Council members are now in the process of approving a council-meeting video survey to determine how many people are watching the taped meetings.

Since Time Warner Cable's elimination of the city's cable access channel, city officials have taped and posted city council meetings to the city of New Franklin website at

“My thought on taping these meetings is that there are two purposes,” said Councilman-at-large Joseph Parsons during a discussion Oct. 16. “One, for the public to watch them when they like, and secondly – equally important in my mind – is to have a record of these meetings.”

Council members are now in the process of approving a council-meeting video survey to determine how many people are watching the taped meetings.

The survey would include four questions: is this your first visit to view a city council meeting? How did you hear about the council meetings being taped? If you viewed a city council meeting, how long did you stay on the site? And, did you find the video helpful? Viewers would also be required to complete the survey in order to leave the video page on the website.

Council made no formal decision regarding the survey, but Councilwoman-at-large Judy Jones suggested that council and the administration explore the possibility of grant funding to defer the costs of its video-taping program. The city currently pays a private video company $150 per meeting for video-taping services.

Ward 1 Councilman Paul Adamson said he would like to first see the results of the survey before making any further decisions.

Some residents in attendance questioned why the meetings were no longer aired on local cable channels. Law Director Thomas Musarra explained that over the past decade, changes in Ohio law have inexorably taken the power out of the hands of local municipalities negotiating cable franchise agreements with cable providers.
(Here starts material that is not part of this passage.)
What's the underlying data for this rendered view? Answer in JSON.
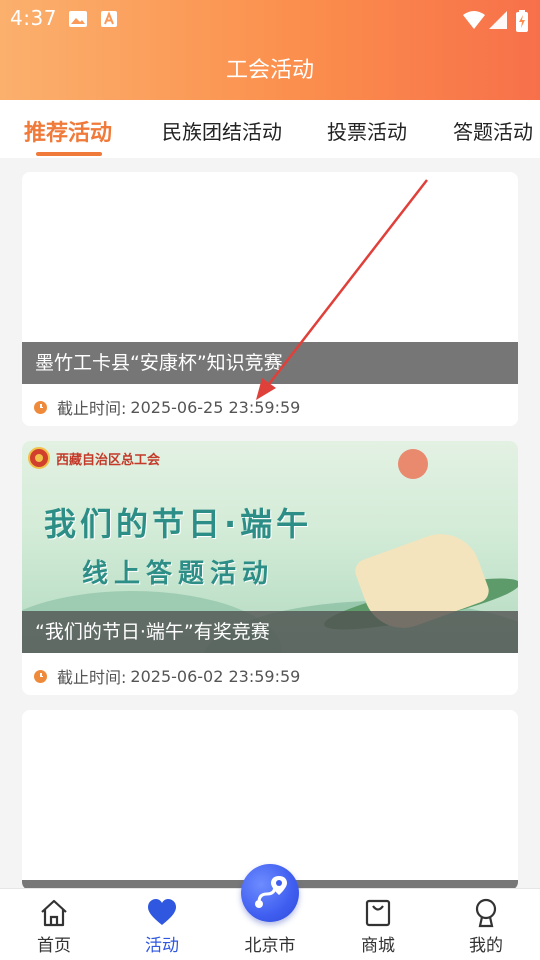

Most notably, in 2007,  Governor Ted Strickland signed Senate Bill 117 into law, creating a new, state-issued video-authorization process to replace the local cable television franchise process.

“In our agreements with Time Warner, we (had) requested Time Warner tape our meetings,” Musarra said. “But our state legislators in Columbus have been slowly taking away our rights to negotiate telecommunications agreements (locally).”

While minutes of all meetings are recorded, resident John Lovich said continuing to tape the meetings in order to have a verbatim record of the proceedings is important.

“I think in this age of technology, using every medium available is important,” he said.


Council also approved the extension of the “peak season” at the Tudor House from its current May 15 through Oct. 15 to May 1 through Oct. 31.

While higher rental and tour fees are charged during the peak season, Musarra explained that the move did not require formal legislation since it was not changing the amount of those fees. He added that anyone with an event already scheduled during the new peak season would be “grandfathered in” at the older rate.